It was something I feel very called towards.
Q. So tell me exactly what you will be doing.
A. What I will do, I will be a full-time missionary who will go forth doing motivational speaking, doing parish missions across the United States and in our diocese.
Q. So you’re not really leaving the diocese.
A. No, no, no. I will be a priest in the diocese of Lexington. But the ministry will not only be here but all across the United States. I would say that half to three-fourths of my ministry will be outside the diocese. … I will talk about mercy, the gospel, Catholicism, and I do it in the context of humorous storytelling and song. Our Protestant brothers and sisters would call it revival. I go into a Catholic church and I give a revival. I don’t limit it to a Catholic church. I get asked to do a lot of keynotes at various types of conventions. …
Q. I think it’s pretty clear what you gave to the parish and Richmond. Is there anything they or Richmond gave to you that you didn’t already have?
A. Oh, lots. I mean, when I came here, I was only six years ordained. I’m 18 years ordained now, so 80 percent of my priesthood has been spent here. The way I processed and made decisions back then is totally different from the way I make decisions now, and also the way in which I communicate them. I had to learn from my mistakes … But I also say I was very young. I was very afraid. I was even afraid to show that I was afraid … I’ve learned from those experiences. I weave them to see where Christ is. Where is God in this?
Q. I’d be interested in hearing your answer to a question that’s often asked in light of an Orlando, or in light of a Daniel Ellis shooting. You often hear it after an event like that: “Where was God?”
A. God was weeping. God was mourning. God was saying, “How and why does this continue to happen with people whose hearts are so heavy and so broken?”
I will never be able to understand why such things happen. Usually it’s because people have made such horrendous, bad choices and have had horrendous hurts in their lives and react out of anger and fear.

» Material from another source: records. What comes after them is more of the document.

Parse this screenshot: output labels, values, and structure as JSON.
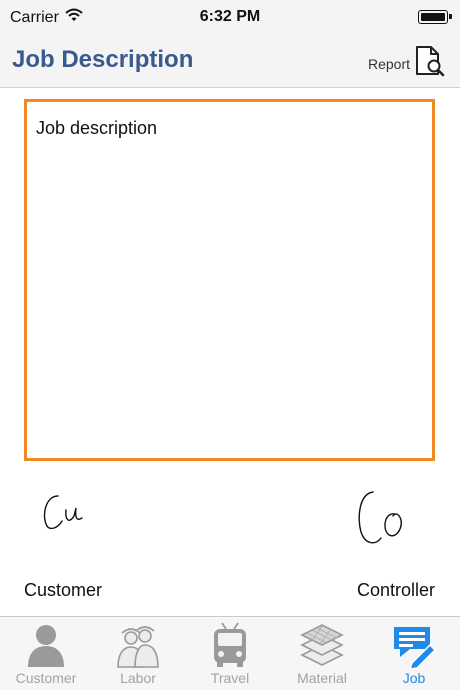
{
  "status_bar": {
    "carrier": "Carrier",
    "time": "6:32 PM"
  },
  "nav": {
    "title": "Job Description",
    "report_label": "Report"
  },
  "job": {
    "description_placeholder": "Job description",
    "customer_label": "Customer",
    "controller_label": "Controller"
  },
  "tabs": [
    {
      "label": "Customer",
      "icon": "person-icon",
      "active": false
    },
    {
      "label": "Labor",
      "icon": "workers-icon",
      "active": false
    },
    {
      "label": "Travel",
      "icon": "bus-icon",
      "active": false
    },
    {
      "label": "Material",
      "icon": "layers-icon",
      "active": false
    },
    {
      "label": "Job",
      "icon": "job-edit-icon",
      "active": true
    }
  ],
  "colors": {
    "accent": "#1f8be8",
    "title": "#3a5a8e",
    "box_border": "#f0891f",
    "tab_inactive": "#a2a2a2"
  }
}
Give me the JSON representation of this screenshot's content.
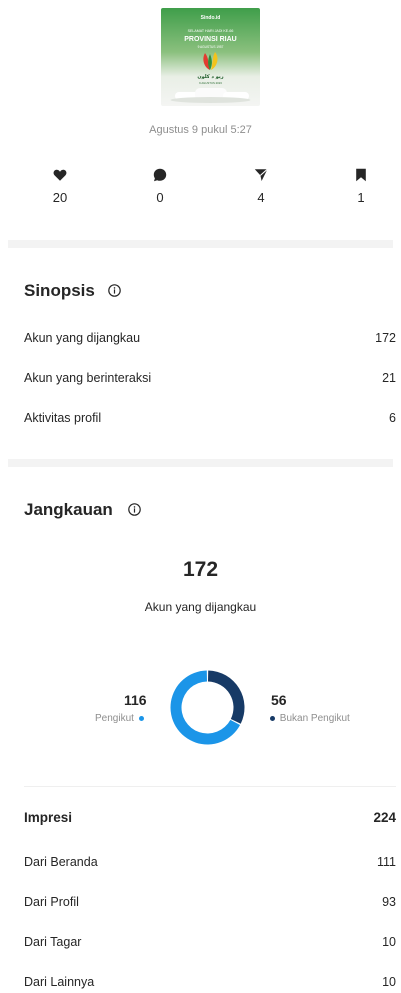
{
  "post": {
    "thumbnail": {
      "brand": "Sindo.id",
      "subtitle": "SELAMAT HARI JADI KE-66",
      "title": "PROVINSI RIAU",
      "tagline": "9 AGUSTUS 1957",
      "arabic": "ريو د كلون",
      "footer": "9 AGUSTUS 2023"
    },
    "date": "Agustus 9 pukul 5:27"
  },
  "stats": [
    {
      "icon": "heart-icon",
      "value": "20"
    },
    {
      "icon": "comment-icon",
      "value": "0"
    },
    {
      "icon": "send-icon",
      "value": "4"
    },
    {
      "icon": "bookmark-icon",
      "value": "1"
    }
  ],
  "sinopsis": {
    "title": "Sinopsis",
    "rows": [
      {
        "label": "Akun yang dijangkau",
        "value": "172"
      },
      {
        "label": "Akun yang berinteraksi",
        "value": "21"
      },
      {
        "label": "Aktivitas profil",
        "value": "6"
      }
    ]
  },
  "jangkauan": {
    "title": "Jangkauan",
    "total": "172",
    "total_label": "Akun yang dijangkau",
    "followers": {
      "value": "116",
      "label": "Pengikut",
      "color": "#1b95e8"
    },
    "non_followers": {
      "value": "56",
      "label": "Bukan Pengikut",
      "color": "#173a66"
    }
  },
  "impresi": {
    "title": "Impresi",
    "total": "224",
    "rows": [
      {
        "label": "Dari Beranda",
        "value": "111"
      },
      {
        "label": "Dari Profil",
        "value": "93"
      },
      {
        "label": "Dari Tagar",
        "value": "10"
      },
      {
        "label": "Dari Lainnya",
        "value": "10"
      }
    ]
  },
  "colors": {
    "followers": "#1b95e8",
    "non_followers": "#173a66",
    "text": "#262626",
    "muted": "#8e8e8e"
  }
}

But I also believe the God I serve weeps in such situations. He challenges us by the events that happen, and I think we are called to awaken to the fact that we have moved so far from God instead of moving towards God. … All the people in that nightclub were created in the image of God. That’s what our faith teaches us. Whether we want to accept it is another thing …
Q. Is it true that as a child you said you wanted to be pope?
A. (Laughs.) Yes, when I was in Sister Josephina’s class in third grade at St. Mary’s in Orange, Texas, she went around and asked each person what they wanted to be when they grew up, and I said I wanted to be pope. I share that whenever I’m preaching and people laugh, and I go, “You go ahead and laugh. I’m still in the running.”
Q. I was going to say, you’re just 49. It could happen.
A. God help the church! But you know what? God has a sense of humor but he also has boundaries. God knows where I need to be and it’s not there.